§ **WHAT THE TASK ASKS**
Restate every line below word for word, but drop each picture.

§ **DATA SUPPLIED**

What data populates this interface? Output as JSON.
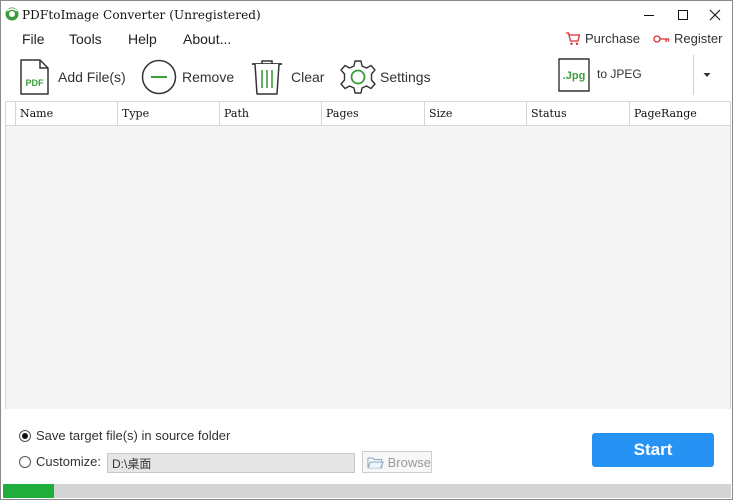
{
  "window": {
    "title": "PDFtoImage Converter (Unregistered)",
    "controls": [
      "minimize",
      "maximize",
      "close"
    ]
  },
  "menu": {
    "items": [
      {
        "label": "File"
      },
      {
        "label": "Tools"
      },
      {
        "label": "Help"
      },
      {
        "label": "About..."
      }
    ],
    "purchase_label": "Purchase",
    "register_label": "Register"
  },
  "toolbar": {
    "add_files_label": "Add File(s)",
    "add_files_icon_text": "PDF",
    "remove_label": "Remove",
    "clear_label": "Clear",
    "settings_label": "Settings",
    "format_icon_text": ".Jpg",
    "format_label": "to JPEG"
  },
  "table": {
    "columns": [
      "Name",
      "Type",
      "Path",
      "Pages",
      "Size",
      "Status",
      "PageRange"
    ],
    "rows": []
  },
  "output": {
    "option_source_label": "Save target file(s) in source folder",
    "option_source_selected": true,
    "option_custom_label": "Customize:",
    "option_custom_selected": false,
    "custom_path_value": "D:\\桌面",
    "browse_label": "Browse"
  },
  "start_label": "Start",
  "progress": {
    "fraction": 0.07
  },
  "colors": {
    "accent": "#2693f4",
    "progress": "#1fae3c",
    "icon_green": "#3a9d3a",
    "link_red": "#d9302c"
  }
}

§ **SOLVED PROBLEM**
What data populates this interface? Output as JSON.
{
  "window": {
    "title": "PDFtoImage Converter (Unregistered)",
    "controls": [
      "minimize",
      "maximize",
      "close"
    ]
  },
  "menu": {
    "items": [
      {
        "label": "File"
      },
      {
        "label": "Tools"
      },
      {
        "label": "Help"
      },
      {
        "label": "About..."
      }
    ],
    "purchase_label": "Purchase",
    "register_label": "Register"
  },
  "toolbar": {
    "add_files_label": "Add File(s)",
    "add_files_icon_text": "PDF",
    "remove_label": "Remove",
    "clear_label": "Clear",
    "settings_label": "Settings",
    "format_icon_text": ".Jpg",
    "format_label": "to JPEG"
  },
  "table": {
    "columns": [
      "Name",
      "Type",
      "Path",
      "Pages",
      "Size",
      "Status",
      "PageRange"
    ],
    "rows": []
  },
  "output": {
    "option_source_label": "Save target file(s) in source folder",
    "option_source_selected": true,
    "option_custom_label": "Customize:",
    "option_custom_selected": false,
    "custom_path_value": "D:\\桌面",
    "browse_label": "Browse"
  },
  "start_label": "Start",
  "progress": {
    "fraction": 0.07
  },
  "colors": {
    "accent": "#2693f4",
    "progress": "#1fae3c",
    "icon_green": "#3a9d3a",
    "link_red": "#d9302c"
  }
}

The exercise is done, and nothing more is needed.